The industry of real estate has been around for centuries – people will always need to buy and sell homes, and the nature of the transactions are usually so complex that specialist strands of expertise are likely to always play a crucial role. As with many industries, real estate has been on the receiving end of benefits and flaws from the development of technology – and one of the longest-standing features in real estate brokerage, multiple listing services (MLS), is notably one of those potentially most affected.
What are multiple listing services?
A term stretching back to the early 20th century, multiple listing services, or the MLS, is the formal term for the gathering of real estate information via real estate brokers, who would willingly pool their own data on houses they were trying to sell in order to secure a buyer. With the aim being to have another broker in the MLS identify a buyer, there have long been mutual benefits in sharing this type of data.
Today, private and local multiple listing services use XML-based data feeds to maintain and update their information, while in North America there is a set standard for an MLS that is the Real Estate Transaction Standard. Private home sellers cannot upload details direct to an MLS; it is strictly for the use of real estate agents and, in the US, they must be paying members of the National Association of Realtors to access them.
Selling property outside the multiple listing services
With technological development, particularly on the internet, increasingly seeing people search for and investigate properties themselves on various websites, there has been a recent clampdown on attempts to avoid an MLS.
In the US, the National Association of Realtors has adopted a policy that real estate agents cannot list a property elsewhere if it is not on the MLS, as this practice has been criticized for limiting access to the range of potential buyers. This has been welcomed in areas such as Denver, which has a tight market for property and has seen property buyers long frustrated by private non-MLS listings.
Real estate agents are expected to maintain a high standard of professional behaviour in their industry, and buyers and sellers are advised to part company with any agent who is failing to meet their expectations. There are a number of warning signs relating to a potentially deteriorating relationship and best practice advice on ending the working partnership.
How important are the multiple listing services?
The widespread availability of housing websites and apps such as Homes.com, Trulia, Rightmove and Zillow means that available properties are open for viewing by the public – and members of the public can easily upload their own property details, including photos. So does that spell the end of the multiple listing services?

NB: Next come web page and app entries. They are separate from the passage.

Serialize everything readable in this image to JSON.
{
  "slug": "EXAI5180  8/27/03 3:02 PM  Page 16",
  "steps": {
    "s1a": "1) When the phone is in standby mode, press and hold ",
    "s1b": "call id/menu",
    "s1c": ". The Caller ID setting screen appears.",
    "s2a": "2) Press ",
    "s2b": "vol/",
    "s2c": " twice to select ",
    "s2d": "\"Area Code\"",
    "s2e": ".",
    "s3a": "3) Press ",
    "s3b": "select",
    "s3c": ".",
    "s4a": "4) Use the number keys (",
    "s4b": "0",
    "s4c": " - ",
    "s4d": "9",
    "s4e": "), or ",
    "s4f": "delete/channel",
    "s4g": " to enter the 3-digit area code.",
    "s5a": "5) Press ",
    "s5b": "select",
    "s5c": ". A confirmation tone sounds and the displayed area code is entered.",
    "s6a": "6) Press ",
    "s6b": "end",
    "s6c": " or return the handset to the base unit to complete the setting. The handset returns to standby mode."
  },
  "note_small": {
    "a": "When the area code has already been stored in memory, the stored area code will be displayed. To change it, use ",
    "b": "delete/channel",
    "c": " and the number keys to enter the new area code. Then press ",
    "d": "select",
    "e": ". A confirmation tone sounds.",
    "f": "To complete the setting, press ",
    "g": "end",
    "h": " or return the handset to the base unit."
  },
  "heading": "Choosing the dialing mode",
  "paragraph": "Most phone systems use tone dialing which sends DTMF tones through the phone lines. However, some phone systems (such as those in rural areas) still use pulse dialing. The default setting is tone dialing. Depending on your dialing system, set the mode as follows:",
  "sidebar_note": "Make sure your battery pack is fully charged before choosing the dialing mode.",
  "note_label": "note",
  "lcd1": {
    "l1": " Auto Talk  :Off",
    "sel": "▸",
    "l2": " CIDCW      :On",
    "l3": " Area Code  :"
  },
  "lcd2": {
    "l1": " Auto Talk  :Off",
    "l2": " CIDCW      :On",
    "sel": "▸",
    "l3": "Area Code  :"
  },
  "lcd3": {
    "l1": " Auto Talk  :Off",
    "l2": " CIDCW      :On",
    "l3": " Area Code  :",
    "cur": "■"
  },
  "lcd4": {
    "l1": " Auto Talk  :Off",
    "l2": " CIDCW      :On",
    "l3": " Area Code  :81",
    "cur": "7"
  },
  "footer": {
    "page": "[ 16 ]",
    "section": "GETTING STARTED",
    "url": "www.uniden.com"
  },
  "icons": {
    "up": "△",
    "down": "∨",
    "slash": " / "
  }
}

Leading figures in the industry don’t think so. As with much of the user-generated content across the internet, there is little reliability in the types of information uploaded to property sites. Because the MLS has an established standard that has been built and set for over a century, there is an inherent guarantee of accuracy and truth within property data uploaded to a multiple listing service.
The MLS also has features that are simply not available on property sites and apps. Aspects such as showing instructions, scheduling, any disclosures that may need to accompany a contract, and other practical working tools are not offered through publicly accessible platforms.

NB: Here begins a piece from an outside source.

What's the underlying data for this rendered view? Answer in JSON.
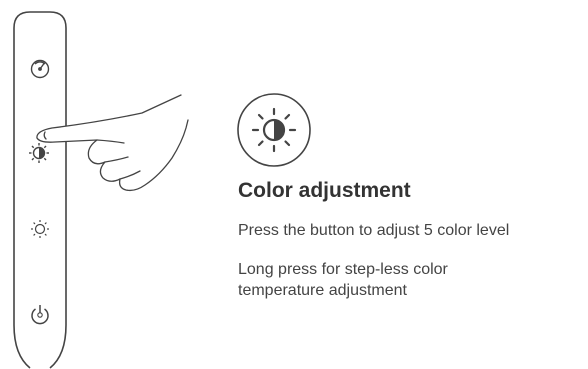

A degree of frustration has been expressed by agents in the US who must be signed up to the National Association of Realtors to gain MLS access, with some arguing that this stipulation potentially shuts many properties off from potential buyers. There is undoubtedly a large degree of control of this data by the National Association of Realtors, with larger questions revolving around whether this is right and fair.
There is a growing sense that buyer and seller independence is growing. Growing software development and sophisticated online algorithms are threatening to step on the toes of real estate agents, with companies such as REX using aggregated personal data regarding locations and interests to target potential buyers with available property information. This could potentially cut real estate agents and the multiple listing services out of the picture.
However, innovation within the MLS continues. The popularity of virtual assistants and voice-based software has led to the development of a voice activated service within MRED’s Chicago-based MLS, allowing real estate agents to access information on the go from Google Assistant and Amazon Alexa, such as market data and client messages.
The future of the MLS
While technology certainly poses various challenges to the model of the multiple listing services, there are also a number of opportunities for the MLS to develop and stay relevant in this age of increasingly self-serviced platforms for customers. Accuracy and reliability are likely to be the main selling points of the MLS for years to come.